■ Input data:
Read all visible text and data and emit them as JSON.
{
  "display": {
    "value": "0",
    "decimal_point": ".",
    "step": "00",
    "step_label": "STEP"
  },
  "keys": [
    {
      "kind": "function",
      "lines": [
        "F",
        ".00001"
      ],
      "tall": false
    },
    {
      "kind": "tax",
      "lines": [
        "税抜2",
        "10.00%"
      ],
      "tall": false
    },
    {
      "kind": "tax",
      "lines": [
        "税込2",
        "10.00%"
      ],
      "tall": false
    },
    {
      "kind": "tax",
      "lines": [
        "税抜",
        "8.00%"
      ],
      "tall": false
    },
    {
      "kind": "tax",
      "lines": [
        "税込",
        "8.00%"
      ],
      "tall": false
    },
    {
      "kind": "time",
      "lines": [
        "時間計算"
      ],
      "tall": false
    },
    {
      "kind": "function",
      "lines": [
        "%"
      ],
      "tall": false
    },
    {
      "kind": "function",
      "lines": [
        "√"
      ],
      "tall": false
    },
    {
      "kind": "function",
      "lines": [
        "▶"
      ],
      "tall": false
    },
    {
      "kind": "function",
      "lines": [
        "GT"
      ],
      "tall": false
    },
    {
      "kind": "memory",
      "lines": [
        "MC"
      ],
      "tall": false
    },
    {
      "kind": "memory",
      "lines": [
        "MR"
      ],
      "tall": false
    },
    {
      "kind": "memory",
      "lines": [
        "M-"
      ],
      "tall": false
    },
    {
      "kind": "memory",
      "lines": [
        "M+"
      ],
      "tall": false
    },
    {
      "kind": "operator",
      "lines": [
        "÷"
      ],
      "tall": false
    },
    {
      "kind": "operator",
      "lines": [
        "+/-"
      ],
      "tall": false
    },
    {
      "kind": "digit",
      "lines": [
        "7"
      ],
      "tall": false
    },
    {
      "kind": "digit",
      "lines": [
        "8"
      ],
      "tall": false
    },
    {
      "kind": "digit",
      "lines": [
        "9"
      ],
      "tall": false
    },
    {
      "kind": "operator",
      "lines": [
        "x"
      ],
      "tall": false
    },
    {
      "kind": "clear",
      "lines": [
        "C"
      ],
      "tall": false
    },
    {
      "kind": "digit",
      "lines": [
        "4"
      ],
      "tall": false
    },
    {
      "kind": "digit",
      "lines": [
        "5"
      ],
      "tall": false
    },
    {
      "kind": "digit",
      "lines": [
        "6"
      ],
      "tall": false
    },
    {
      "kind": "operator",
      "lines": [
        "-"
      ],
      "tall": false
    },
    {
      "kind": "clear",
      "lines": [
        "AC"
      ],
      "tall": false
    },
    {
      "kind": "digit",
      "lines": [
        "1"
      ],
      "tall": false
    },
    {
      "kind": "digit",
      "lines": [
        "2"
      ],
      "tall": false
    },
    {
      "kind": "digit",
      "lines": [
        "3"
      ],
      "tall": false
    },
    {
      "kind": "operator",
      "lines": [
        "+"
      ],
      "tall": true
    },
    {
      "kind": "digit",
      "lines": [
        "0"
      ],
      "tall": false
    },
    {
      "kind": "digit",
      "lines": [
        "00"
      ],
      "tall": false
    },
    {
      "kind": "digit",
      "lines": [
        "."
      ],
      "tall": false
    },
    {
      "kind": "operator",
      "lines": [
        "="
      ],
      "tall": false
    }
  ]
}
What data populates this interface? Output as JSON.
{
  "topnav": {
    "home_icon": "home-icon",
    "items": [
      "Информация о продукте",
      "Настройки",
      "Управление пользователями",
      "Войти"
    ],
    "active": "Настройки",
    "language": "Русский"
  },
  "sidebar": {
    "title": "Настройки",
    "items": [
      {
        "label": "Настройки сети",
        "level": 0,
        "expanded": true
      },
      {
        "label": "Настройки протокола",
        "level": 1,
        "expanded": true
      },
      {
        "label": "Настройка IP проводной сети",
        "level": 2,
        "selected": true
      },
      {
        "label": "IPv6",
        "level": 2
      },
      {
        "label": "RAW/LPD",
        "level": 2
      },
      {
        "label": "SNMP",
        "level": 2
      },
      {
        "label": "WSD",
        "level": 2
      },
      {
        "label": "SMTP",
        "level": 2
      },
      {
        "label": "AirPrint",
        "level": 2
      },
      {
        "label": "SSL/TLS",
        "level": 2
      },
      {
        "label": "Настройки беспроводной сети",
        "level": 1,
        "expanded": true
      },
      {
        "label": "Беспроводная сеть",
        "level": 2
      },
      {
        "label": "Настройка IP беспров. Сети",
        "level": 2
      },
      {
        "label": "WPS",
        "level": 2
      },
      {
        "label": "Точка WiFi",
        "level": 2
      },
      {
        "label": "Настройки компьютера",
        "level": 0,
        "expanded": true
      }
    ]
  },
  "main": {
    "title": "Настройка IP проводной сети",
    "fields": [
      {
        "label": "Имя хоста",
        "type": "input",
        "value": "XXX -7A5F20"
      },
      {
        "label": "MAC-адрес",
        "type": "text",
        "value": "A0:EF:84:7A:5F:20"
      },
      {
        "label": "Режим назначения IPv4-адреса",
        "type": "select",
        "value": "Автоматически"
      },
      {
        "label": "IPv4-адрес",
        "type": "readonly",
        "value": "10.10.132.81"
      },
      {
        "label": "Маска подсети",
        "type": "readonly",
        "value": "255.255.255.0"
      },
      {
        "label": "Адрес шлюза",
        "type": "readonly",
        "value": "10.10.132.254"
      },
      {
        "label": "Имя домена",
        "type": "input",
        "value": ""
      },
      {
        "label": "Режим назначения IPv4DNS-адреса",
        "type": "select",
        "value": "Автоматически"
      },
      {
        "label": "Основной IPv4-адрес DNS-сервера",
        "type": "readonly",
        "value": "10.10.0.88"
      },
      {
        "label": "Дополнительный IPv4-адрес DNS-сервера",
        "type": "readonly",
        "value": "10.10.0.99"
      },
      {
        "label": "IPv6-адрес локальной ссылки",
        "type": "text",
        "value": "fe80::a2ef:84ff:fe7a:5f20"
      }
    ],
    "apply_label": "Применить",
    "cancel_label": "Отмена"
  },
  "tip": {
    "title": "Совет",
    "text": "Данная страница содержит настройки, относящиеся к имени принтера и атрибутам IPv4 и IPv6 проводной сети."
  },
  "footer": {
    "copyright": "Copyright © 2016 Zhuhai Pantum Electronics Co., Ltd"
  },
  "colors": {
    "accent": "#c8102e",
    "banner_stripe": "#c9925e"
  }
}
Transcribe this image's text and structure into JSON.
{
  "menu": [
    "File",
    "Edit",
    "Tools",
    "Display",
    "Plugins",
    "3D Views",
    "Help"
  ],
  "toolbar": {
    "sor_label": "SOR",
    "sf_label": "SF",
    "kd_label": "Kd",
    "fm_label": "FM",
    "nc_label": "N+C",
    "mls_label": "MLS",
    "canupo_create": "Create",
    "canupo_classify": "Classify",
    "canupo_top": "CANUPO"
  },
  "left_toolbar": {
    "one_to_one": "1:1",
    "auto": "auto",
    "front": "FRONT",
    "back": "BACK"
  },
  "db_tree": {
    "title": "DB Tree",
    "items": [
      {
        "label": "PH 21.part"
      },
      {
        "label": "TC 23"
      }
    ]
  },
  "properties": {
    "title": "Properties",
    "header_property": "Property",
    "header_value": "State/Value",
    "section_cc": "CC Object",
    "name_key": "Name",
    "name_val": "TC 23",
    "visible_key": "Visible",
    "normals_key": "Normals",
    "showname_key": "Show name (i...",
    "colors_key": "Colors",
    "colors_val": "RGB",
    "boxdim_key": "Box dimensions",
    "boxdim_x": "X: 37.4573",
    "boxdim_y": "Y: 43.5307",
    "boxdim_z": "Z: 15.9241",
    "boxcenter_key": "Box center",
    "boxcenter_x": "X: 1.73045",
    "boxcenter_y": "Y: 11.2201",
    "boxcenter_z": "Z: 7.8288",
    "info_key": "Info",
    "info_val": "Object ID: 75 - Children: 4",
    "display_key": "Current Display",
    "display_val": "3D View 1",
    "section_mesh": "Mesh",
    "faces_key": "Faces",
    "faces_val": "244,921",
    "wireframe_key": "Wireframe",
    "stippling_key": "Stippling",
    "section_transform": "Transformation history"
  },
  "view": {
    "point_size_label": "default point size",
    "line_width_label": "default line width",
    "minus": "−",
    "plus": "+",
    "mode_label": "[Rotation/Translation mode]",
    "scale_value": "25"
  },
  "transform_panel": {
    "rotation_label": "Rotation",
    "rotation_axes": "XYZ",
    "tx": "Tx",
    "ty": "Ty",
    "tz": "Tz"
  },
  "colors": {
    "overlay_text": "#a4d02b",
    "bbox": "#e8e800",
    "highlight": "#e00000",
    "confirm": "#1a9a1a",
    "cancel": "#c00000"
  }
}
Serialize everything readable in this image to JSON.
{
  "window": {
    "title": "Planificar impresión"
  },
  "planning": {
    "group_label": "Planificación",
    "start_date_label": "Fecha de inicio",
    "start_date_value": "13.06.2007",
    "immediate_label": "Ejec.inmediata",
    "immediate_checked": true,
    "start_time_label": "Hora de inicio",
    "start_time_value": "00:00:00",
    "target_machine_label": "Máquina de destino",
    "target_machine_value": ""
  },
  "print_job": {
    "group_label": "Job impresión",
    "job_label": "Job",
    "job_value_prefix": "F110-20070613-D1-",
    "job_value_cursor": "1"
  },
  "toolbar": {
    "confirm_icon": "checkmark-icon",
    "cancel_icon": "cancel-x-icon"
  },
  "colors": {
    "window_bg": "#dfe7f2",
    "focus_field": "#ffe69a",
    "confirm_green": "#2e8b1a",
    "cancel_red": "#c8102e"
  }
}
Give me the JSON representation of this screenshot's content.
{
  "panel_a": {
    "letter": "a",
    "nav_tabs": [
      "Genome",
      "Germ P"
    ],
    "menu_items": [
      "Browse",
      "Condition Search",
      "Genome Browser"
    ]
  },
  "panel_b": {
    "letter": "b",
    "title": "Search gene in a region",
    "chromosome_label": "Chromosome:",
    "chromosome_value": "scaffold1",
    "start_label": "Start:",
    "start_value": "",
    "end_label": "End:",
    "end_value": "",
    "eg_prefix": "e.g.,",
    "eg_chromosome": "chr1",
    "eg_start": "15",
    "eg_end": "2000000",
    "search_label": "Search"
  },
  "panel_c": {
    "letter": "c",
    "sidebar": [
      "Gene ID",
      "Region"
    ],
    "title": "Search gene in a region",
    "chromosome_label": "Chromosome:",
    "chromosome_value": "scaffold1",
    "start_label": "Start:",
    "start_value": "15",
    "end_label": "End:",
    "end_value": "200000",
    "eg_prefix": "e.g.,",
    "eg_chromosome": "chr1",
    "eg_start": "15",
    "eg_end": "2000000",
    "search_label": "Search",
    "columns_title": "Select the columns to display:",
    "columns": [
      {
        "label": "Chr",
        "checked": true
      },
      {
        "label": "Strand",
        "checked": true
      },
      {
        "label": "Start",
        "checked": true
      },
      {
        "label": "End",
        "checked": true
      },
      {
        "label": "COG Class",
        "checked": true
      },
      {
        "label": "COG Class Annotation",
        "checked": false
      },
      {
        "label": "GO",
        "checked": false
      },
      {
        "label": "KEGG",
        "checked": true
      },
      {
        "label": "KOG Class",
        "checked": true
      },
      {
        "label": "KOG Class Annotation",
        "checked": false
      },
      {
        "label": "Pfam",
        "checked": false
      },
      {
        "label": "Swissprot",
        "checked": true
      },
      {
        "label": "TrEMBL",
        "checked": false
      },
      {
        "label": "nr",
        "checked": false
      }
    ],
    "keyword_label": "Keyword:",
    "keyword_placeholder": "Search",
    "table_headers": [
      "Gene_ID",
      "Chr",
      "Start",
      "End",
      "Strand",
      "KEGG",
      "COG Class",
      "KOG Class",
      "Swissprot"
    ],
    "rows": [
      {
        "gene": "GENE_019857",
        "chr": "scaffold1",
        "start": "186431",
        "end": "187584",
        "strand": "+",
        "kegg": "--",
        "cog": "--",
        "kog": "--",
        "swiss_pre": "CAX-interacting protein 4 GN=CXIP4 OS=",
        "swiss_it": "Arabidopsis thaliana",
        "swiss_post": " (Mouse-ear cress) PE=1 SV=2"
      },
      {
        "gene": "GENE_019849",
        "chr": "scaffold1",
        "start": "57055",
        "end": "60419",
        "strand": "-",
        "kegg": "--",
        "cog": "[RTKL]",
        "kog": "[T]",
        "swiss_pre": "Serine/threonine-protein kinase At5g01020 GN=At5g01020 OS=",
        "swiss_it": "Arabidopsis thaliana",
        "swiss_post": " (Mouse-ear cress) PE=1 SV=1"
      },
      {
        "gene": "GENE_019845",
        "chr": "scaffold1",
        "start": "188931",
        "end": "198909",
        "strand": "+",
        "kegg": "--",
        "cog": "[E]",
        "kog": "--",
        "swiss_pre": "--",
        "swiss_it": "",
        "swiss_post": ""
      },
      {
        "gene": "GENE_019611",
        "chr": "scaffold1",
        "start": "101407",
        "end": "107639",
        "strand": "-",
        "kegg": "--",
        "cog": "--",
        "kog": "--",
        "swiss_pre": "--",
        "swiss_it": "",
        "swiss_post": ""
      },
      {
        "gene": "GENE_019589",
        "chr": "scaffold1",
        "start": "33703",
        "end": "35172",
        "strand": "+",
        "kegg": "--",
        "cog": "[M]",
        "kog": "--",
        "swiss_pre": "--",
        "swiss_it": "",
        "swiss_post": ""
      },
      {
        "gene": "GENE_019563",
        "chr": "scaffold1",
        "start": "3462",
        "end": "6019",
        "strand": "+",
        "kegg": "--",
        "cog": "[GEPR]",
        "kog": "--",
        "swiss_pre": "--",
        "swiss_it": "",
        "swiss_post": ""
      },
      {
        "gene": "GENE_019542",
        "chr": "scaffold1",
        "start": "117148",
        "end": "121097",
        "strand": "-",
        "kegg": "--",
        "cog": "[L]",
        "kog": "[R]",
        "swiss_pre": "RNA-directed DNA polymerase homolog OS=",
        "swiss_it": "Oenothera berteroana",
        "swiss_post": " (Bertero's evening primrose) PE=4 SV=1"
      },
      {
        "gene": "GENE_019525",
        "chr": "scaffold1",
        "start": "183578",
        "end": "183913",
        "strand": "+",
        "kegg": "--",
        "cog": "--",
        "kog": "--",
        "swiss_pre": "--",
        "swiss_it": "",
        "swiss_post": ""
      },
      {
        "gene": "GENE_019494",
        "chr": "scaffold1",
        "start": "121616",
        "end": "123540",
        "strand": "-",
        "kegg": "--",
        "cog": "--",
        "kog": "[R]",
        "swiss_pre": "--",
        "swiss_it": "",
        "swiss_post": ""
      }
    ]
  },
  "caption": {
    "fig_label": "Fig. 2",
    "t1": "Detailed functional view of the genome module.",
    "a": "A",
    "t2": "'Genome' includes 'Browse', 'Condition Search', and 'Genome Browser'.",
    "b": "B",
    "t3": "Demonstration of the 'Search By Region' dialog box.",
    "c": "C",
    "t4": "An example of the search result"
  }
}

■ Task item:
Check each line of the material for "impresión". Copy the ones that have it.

■ Written solution:
    "title": "Planificar impresión"
    "group_label": "Job impresión",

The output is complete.